Write the data out again exactly, dropping any images it holds.

§ **Collected data**:
****

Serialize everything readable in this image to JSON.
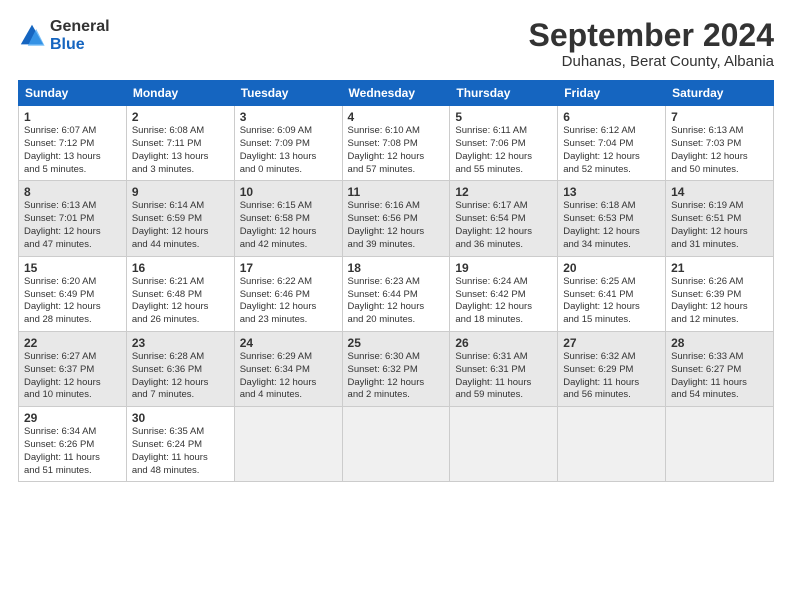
{
  "logo": {
    "general": "General",
    "blue": "Blue"
  },
  "title": "September 2024",
  "subtitle": "Duhanas, Berat County, Albania",
  "headers": [
    "Sunday",
    "Monday",
    "Tuesday",
    "Wednesday",
    "Thursday",
    "Friday",
    "Saturday"
  ],
  "weeks": [
    [
      {
        "num": "1",
        "info": "Sunrise: 6:07 AM\nSunset: 7:12 PM\nDaylight: 13 hours\nand 5 minutes."
      },
      {
        "num": "2",
        "info": "Sunrise: 6:08 AM\nSunset: 7:11 PM\nDaylight: 13 hours\nand 3 minutes."
      },
      {
        "num": "3",
        "info": "Sunrise: 6:09 AM\nSunset: 7:09 PM\nDaylight: 13 hours\nand 0 minutes."
      },
      {
        "num": "4",
        "info": "Sunrise: 6:10 AM\nSunset: 7:08 PM\nDaylight: 12 hours\nand 57 minutes."
      },
      {
        "num": "5",
        "info": "Sunrise: 6:11 AM\nSunset: 7:06 PM\nDaylight: 12 hours\nand 55 minutes."
      },
      {
        "num": "6",
        "info": "Sunrise: 6:12 AM\nSunset: 7:04 PM\nDaylight: 12 hours\nand 52 minutes."
      },
      {
        "num": "7",
        "info": "Sunrise: 6:13 AM\nSunset: 7:03 PM\nDaylight: 12 hours\nand 50 minutes."
      }
    ],
    [
      {
        "num": "8",
        "info": "Sunrise: 6:13 AM\nSunset: 7:01 PM\nDaylight: 12 hours\nand 47 minutes."
      },
      {
        "num": "9",
        "info": "Sunrise: 6:14 AM\nSunset: 6:59 PM\nDaylight: 12 hours\nand 44 minutes."
      },
      {
        "num": "10",
        "info": "Sunrise: 6:15 AM\nSunset: 6:58 PM\nDaylight: 12 hours\nand 42 minutes."
      },
      {
        "num": "11",
        "info": "Sunrise: 6:16 AM\nSunset: 6:56 PM\nDaylight: 12 hours\nand 39 minutes."
      },
      {
        "num": "12",
        "info": "Sunrise: 6:17 AM\nSunset: 6:54 PM\nDaylight: 12 hours\nand 36 minutes."
      },
      {
        "num": "13",
        "info": "Sunrise: 6:18 AM\nSunset: 6:53 PM\nDaylight: 12 hours\nand 34 minutes."
      },
      {
        "num": "14",
        "info": "Sunrise: 6:19 AM\nSunset: 6:51 PM\nDaylight: 12 hours\nand 31 minutes."
      }
    ],
    [
      {
        "num": "15",
        "info": "Sunrise: 6:20 AM\nSunset: 6:49 PM\nDaylight: 12 hours\nand 28 minutes."
      },
      {
        "num": "16",
        "info": "Sunrise: 6:21 AM\nSunset: 6:48 PM\nDaylight: 12 hours\nand 26 minutes."
      },
      {
        "num": "17",
        "info": "Sunrise: 6:22 AM\nSunset: 6:46 PM\nDaylight: 12 hours\nand 23 minutes."
      },
      {
        "num": "18",
        "info": "Sunrise: 6:23 AM\nSunset: 6:44 PM\nDaylight: 12 hours\nand 20 minutes."
      },
      {
        "num": "19",
        "info": "Sunrise: 6:24 AM\nSunset: 6:42 PM\nDaylight: 12 hours\nand 18 minutes."
      },
      {
        "num": "20",
        "info": "Sunrise: 6:25 AM\nSunset: 6:41 PM\nDaylight: 12 hours\nand 15 minutes."
      },
      {
        "num": "21",
        "info": "Sunrise: 6:26 AM\nSunset: 6:39 PM\nDaylight: 12 hours\nand 12 minutes."
      }
    ],
    [
      {
        "num": "22",
        "info": "Sunrise: 6:27 AM\nSunset: 6:37 PM\nDaylight: 12 hours\nand 10 minutes."
      },
      {
        "num": "23",
        "info": "Sunrise: 6:28 AM\nSunset: 6:36 PM\nDaylight: 12 hours\nand 7 minutes."
      },
      {
        "num": "24",
        "info": "Sunrise: 6:29 AM\nSunset: 6:34 PM\nDaylight: 12 hours\nand 4 minutes."
      },
      {
        "num": "25",
        "info": "Sunrise: 6:30 AM\nSunset: 6:32 PM\nDaylight: 12 hours\nand 2 minutes."
      },
      {
        "num": "26",
        "info": "Sunrise: 6:31 AM\nSunset: 6:31 PM\nDaylight: 11 hours\nand 59 minutes."
      },
      {
        "num": "27",
        "info": "Sunrise: 6:32 AM\nSunset: 6:29 PM\nDaylight: 11 hours\nand 56 minutes."
      },
      {
        "num": "28",
        "info": "Sunrise: 6:33 AM\nSunset: 6:27 PM\nDaylight: 11 hours\nand 54 minutes."
      }
    ],
    [
      {
        "num": "29",
        "info": "Sunrise: 6:34 AM\nSunset: 6:26 PM\nDaylight: 11 hours\nand 51 minutes."
      },
      {
        "num": "30",
        "info": "Sunrise: 6:35 AM\nSunset: 6:24 PM\nDaylight: 11 hours\nand 48 minutes."
      },
      {
        "num": "",
        "info": ""
      },
      {
        "num": "",
        "info": ""
      },
      {
        "num": "",
        "info": ""
      },
      {
        "num": "",
        "info": ""
      },
      {
        "num": "",
        "info": ""
      }
    ]
  ]
}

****

§ **Output for this task**:
Serialize everything readable in this image to JSON.
{
  "logo": {
    "general": "General",
    "blue": "Blue"
  },
  "title": "September 2024",
  "subtitle": "Duhanas, Berat County, Albania",
  "headers": [
    "Sunday",
    "Monday",
    "Tuesday",
    "Wednesday",
    "Thursday",
    "Friday",
    "Saturday"
  ],
  "weeks": [
    [
      {
        "num": "1",
        "info": "Sunrise: 6:07 AM\nSunset: 7:12 PM\nDaylight: 13 hours\nand 5 minutes."
      },
      {
        "num": "2",
        "info": "Sunrise: 6:08 AM\nSunset: 7:11 PM\nDaylight: 13 hours\nand 3 minutes."
      },
      {
        "num": "3",
        "info": "Sunrise: 6:09 AM\nSunset: 7:09 PM\nDaylight: 13 hours\nand 0 minutes."
      },
      {
        "num": "4",
        "info": "Sunrise: 6:10 AM\nSunset: 7:08 PM\nDaylight: 12 hours\nand 57 minutes."
      },
      {
        "num": "5",
        "info": "Sunrise: 6:11 AM\nSunset: 7:06 PM\nDaylight: 12 hours\nand 55 minutes."
      },
      {
        "num": "6",
        "info": "Sunrise: 6:12 AM\nSunset: 7:04 PM\nDaylight: 12 hours\nand 52 minutes."
      },
      {
        "num": "7",
        "info": "Sunrise: 6:13 AM\nSunset: 7:03 PM\nDaylight: 12 hours\nand 50 minutes."
      }
    ],
    [
      {
        "num": "8",
        "info": "Sunrise: 6:13 AM\nSunset: 7:01 PM\nDaylight: 12 hours\nand 47 minutes."
      },
      {
        "num": "9",
        "info": "Sunrise: 6:14 AM\nSunset: 6:59 PM\nDaylight: 12 hours\nand 44 minutes."
      },
      {
        "num": "10",
        "info": "Sunrise: 6:15 AM\nSunset: 6:58 PM\nDaylight: 12 hours\nand 42 minutes."
      },
      {
        "num": "11",
        "info": "Sunrise: 6:16 AM\nSunset: 6:56 PM\nDaylight: 12 hours\nand 39 minutes."
      },
      {
        "num": "12",
        "info": "Sunrise: 6:17 AM\nSunset: 6:54 PM\nDaylight: 12 hours\nand 36 minutes."
      },
      {
        "num": "13",
        "info": "Sunrise: 6:18 AM\nSunset: 6:53 PM\nDaylight: 12 hours\nand 34 minutes."
      },
      {
        "num": "14",
        "info": "Sunrise: 6:19 AM\nSunset: 6:51 PM\nDaylight: 12 hours\nand 31 minutes."
      }
    ],
    [
      {
        "num": "15",
        "info": "Sunrise: 6:20 AM\nSunset: 6:49 PM\nDaylight: 12 hours\nand 28 minutes."
      },
      {
        "num": "16",
        "info": "Sunrise: 6:21 AM\nSunset: 6:48 PM\nDaylight: 12 hours\nand 26 minutes."
      },
      {
        "num": "17",
        "info": "Sunrise: 6:22 AM\nSunset: 6:46 PM\nDaylight: 12 hours\nand 23 minutes."
      },
      {
        "num": "18",
        "info": "Sunrise: 6:23 AM\nSunset: 6:44 PM\nDaylight: 12 hours\nand 20 minutes."
      },
      {
        "num": "19",
        "info": "Sunrise: 6:24 AM\nSunset: 6:42 PM\nDaylight: 12 hours\nand 18 minutes."
      },
      {
        "num": "20",
        "info": "Sunrise: 6:25 AM\nSunset: 6:41 PM\nDaylight: 12 hours\nand 15 minutes."
      },
      {
        "num": "21",
        "info": "Sunrise: 6:26 AM\nSunset: 6:39 PM\nDaylight: 12 hours\nand 12 minutes."
      }
    ],
    [
      {
        "num": "22",
        "info": "Sunrise: 6:27 AM\nSunset: 6:37 PM\nDaylight: 12 hours\nand 10 minutes."
      },
      {
        "num": "23",
        "info": "Sunrise: 6:28 AM\nSunset: 6:36 PM\nDaylight: 12 hours\nand 7 minutes."
      },
      {
        "num": "24",
        "info": "Sunrise: 6:29 AM\nSunset: 6:34 PM\nDaylight: 12 hours\nand 4 minutes."
      },
      {
        "num": "25",
        "info": "Sunrise: 6:30 AM\nSunset: 6:32 PM\nDaylight: 12 hours\nand 2 minutes."
      },
      {
        "num": "26",
        "info": "Sunrise: 6:31 AM\nSunset: 6:31 PM\nDaylight: 11 hours\nand 59 minutes."
      },
      {
        "num": "27",
        "info": "Sunrise: 6:32 AM\nSunset: 6:29 PM\nDaylight: 11 hours\nand 56 minutes."
      },
      {
        "num": "28",
        "info": "Sunrise: 6:33 AM\nSunset: 6:27 PM\nDaylight: 11 hours\nand 54 minutes."
      }
    ],
    [
      {
        "num": "29",
        "info": "Sunrise: 6:34 AM\nSunset: 6:26 PM\nDaylight: 11 hours\nand 51 minutes."
      },
      {
        "num": "30",
        "info": "Sunrise: 6:35 AM\nSunset: 6:24 PM\nDaylight: 11 hours\nand 48 minutes."
      },
      {
        "num": "",
        "info": ""
      },
      {
        "num": "",
        "info": ""
      },
      {
        "num": "",
        "info": ""
      },
      {
        "num": "",
        "info": ""
      },
      {
        "num": "",
        "info": ""
      }
    ]
  ]
}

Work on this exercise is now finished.